Posts in category 'ownyourdata'
Just upgraded my Searx instance to 1.0.0 and it went perfectly. Thanks so much to all the maintainers and contributors for their hard work!
Taking back control of my content, I’m pulling my (modest) book reviews from Goodreads back to my blog. An underrated favourite of mine is Last Chance to See by the astounding Douglas Adams.
Just finished listening to @karaswisher interview @msurman on Recode Decode about @Mozilla. Mark’s comments about the need to split data gathering from exploitation immediately made me think of the Indieweb…
More proof that surveillance capitalism is everywhere, and laws like CCPA and GDPR can’t come too soon. @Cooper4SAE, what are you doing to push for an enhanced privacy regime in Canada?
Well this is disturbing… we desperately need rigorous laws to protect personal privacy
Personal Archiving and the IndieWeb
The indieweb is about controlling your identity. But it’s also be a great way to claw back all that content I’ve been scattering across the web so I can get better at archiving!
Our data, scattered

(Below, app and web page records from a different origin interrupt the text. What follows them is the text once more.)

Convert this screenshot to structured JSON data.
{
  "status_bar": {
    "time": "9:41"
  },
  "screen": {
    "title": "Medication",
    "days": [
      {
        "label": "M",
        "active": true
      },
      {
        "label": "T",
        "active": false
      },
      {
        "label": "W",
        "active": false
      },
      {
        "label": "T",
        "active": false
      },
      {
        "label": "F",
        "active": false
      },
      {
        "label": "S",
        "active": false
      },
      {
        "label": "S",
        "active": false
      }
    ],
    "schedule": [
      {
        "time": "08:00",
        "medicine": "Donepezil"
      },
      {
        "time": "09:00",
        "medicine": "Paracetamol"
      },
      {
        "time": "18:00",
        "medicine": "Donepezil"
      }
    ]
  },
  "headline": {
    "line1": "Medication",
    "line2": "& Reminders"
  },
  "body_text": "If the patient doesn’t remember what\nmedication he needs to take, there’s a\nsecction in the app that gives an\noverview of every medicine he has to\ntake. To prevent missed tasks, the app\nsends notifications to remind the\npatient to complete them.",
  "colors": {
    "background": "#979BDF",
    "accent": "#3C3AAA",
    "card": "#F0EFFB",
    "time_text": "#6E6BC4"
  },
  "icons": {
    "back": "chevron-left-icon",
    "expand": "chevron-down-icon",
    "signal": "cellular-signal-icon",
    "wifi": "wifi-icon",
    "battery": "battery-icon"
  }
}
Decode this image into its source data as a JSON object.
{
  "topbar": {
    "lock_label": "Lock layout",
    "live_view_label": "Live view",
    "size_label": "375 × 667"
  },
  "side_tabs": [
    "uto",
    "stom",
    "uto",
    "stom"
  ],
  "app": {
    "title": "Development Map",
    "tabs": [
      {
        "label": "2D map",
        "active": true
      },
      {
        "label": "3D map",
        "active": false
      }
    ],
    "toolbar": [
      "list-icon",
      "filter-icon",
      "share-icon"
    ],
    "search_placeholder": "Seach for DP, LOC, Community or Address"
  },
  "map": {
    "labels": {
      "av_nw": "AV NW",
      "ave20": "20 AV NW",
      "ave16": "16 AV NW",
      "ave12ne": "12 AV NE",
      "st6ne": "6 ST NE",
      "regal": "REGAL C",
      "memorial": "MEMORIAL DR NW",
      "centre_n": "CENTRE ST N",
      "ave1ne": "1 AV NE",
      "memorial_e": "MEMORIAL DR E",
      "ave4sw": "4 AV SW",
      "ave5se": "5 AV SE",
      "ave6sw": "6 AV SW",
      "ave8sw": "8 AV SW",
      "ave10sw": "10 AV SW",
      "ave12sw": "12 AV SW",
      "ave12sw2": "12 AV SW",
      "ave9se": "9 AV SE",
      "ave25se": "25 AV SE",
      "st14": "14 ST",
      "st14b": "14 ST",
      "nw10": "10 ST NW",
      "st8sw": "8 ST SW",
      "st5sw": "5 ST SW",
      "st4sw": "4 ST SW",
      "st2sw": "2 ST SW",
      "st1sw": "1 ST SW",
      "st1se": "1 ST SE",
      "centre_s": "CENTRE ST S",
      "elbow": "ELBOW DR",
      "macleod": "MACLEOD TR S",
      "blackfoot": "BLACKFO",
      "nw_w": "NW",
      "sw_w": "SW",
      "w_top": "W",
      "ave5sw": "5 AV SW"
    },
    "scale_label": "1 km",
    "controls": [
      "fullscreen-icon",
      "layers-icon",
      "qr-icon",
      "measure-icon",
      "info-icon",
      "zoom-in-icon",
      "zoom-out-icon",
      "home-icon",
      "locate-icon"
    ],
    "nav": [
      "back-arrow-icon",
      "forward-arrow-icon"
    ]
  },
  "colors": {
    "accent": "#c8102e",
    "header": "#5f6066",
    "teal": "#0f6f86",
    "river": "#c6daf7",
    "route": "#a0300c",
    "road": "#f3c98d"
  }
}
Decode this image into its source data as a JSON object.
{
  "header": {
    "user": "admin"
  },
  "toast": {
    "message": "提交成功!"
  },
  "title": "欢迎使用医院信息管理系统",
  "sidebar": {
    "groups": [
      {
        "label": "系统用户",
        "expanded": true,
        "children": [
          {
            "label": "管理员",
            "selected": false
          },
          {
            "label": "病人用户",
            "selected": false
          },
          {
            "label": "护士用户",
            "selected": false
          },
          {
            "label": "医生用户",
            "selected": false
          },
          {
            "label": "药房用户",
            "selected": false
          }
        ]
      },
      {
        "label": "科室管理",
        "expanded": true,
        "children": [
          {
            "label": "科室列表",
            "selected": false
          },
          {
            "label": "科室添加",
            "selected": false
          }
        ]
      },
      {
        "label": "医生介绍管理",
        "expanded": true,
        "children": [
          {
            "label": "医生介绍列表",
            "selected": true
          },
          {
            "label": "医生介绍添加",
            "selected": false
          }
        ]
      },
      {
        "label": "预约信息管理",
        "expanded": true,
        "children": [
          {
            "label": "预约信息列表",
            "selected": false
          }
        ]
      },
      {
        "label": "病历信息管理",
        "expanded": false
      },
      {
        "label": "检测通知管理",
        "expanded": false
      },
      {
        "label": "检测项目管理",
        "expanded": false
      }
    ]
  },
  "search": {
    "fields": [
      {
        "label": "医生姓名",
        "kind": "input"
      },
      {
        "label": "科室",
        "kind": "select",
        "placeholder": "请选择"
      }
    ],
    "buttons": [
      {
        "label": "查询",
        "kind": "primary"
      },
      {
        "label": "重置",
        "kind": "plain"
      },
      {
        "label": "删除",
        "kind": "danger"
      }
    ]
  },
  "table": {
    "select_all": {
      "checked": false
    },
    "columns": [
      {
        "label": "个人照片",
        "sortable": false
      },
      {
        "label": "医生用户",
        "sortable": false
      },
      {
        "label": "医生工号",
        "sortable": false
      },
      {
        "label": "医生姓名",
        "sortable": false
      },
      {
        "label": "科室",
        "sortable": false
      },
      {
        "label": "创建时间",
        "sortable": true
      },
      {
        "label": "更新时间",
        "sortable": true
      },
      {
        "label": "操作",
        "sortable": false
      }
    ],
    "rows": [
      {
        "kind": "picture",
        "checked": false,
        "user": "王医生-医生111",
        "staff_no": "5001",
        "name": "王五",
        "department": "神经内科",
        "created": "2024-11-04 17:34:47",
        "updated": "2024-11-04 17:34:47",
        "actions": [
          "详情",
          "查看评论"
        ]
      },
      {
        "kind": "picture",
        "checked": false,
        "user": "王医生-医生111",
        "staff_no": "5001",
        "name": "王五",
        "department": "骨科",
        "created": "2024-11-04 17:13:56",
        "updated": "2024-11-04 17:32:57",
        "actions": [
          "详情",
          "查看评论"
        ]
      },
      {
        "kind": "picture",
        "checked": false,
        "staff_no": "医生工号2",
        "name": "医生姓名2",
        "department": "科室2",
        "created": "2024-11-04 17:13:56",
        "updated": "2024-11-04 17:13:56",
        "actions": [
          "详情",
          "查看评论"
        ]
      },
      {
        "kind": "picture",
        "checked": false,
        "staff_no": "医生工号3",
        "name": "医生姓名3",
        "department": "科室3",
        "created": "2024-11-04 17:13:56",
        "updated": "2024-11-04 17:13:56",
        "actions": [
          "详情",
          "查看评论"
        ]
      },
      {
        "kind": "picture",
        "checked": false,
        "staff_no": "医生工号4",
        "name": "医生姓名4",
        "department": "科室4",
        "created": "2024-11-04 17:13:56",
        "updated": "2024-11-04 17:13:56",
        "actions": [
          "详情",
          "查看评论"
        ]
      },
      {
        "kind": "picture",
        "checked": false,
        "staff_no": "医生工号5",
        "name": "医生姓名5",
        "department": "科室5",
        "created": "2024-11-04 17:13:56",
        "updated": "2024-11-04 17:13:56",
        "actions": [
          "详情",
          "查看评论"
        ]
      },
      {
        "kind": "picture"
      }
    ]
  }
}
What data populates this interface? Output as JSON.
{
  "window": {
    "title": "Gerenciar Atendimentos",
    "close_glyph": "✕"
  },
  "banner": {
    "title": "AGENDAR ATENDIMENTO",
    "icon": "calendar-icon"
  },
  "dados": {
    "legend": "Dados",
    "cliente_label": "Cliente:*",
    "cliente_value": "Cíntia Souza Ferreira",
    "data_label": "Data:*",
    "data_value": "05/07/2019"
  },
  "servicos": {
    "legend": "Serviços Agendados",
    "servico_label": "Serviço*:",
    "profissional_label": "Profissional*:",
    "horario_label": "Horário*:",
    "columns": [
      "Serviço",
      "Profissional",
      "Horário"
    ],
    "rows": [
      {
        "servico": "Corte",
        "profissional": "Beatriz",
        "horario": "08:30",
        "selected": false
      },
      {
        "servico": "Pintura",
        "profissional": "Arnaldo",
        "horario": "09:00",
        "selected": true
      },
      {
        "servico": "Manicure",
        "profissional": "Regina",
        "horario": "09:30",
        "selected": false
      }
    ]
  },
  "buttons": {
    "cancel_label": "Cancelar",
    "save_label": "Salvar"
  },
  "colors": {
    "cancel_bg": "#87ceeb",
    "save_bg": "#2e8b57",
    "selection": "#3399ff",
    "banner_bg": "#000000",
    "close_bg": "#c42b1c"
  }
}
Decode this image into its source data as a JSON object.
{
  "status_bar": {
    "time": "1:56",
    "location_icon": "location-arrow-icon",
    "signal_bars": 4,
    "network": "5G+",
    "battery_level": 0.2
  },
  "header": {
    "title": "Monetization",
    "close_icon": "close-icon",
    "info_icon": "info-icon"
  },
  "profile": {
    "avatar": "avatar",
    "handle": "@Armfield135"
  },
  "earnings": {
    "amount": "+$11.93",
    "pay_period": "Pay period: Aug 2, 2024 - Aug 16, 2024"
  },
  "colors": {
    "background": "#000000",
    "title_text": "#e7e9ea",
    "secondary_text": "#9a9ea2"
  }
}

A while back I started to take an interest in the topic of personal data archiving, and in particular how the topic intersects with the various social media platforms that so many of us interact with. The simple fact is that so much of who we are–the things we write, the photos and videos we take, the people we interact with, our very memories, as Facebook likes to remind us–are locked up in a bunch of different walled gardens that are difficult to escape, both technically and due to the powerful social pressures that keep us on these platforms.
I like to think of the traditional photo album as an interesting contrast.
It used to be that we collected memories in these books, and stored those books on a shelf. There was some real downsides to this approach! It’s a pain to add stuff to them (I have to “print” photos??) They’re difficult to share and enjoy. They’re single points of failure (think: house fires). They require intentional acts to ensure preservation. The list goes on.
But, they were ours. We owned them. We could take those photos and easily copy them, share them, rearrange them, archive them, and so forth.
Now imagine that you collected all your photos in a photo album that you could only store and access from a vault being run by a private company. The company would ensure the photos were protected and stored properly, and they provided a really nice, simple mechanism to easily add photos to your album right from your phone! That’s really nice! But if you wanted to look at those photos, you’d have to go to the vault, enter your passcode, and then you could only look at them while you were in the vault. And if you wanted to get a copy of all of those photos for yourself, well, you can, but it’s ugly and complicated and designed to make it minimally possible and maximally difficult.
Next, imagine the corporation changed their policies in a way you didn’t like. Or imagine that corporation went bankrupt. Or experienced a fire. Or you lost the passcode for that vault. Or a loved one passed away and didn’t store the passcode in a safe place.
Today, we don’t just lock those photos in one vault run by one private company. We lock those photos in many vaults, spread out all over the place. In doing so, we dramatically increase these risks, because instead of just one company failing or one account that we might lose access to or one set of terms of service we need to worry about, it’s many.
All the while we fragment our identity, spreading ourselves thin across the internet, which makes it extremely difficult to preserve all of those memories.
So what can we do about it?Continue reading...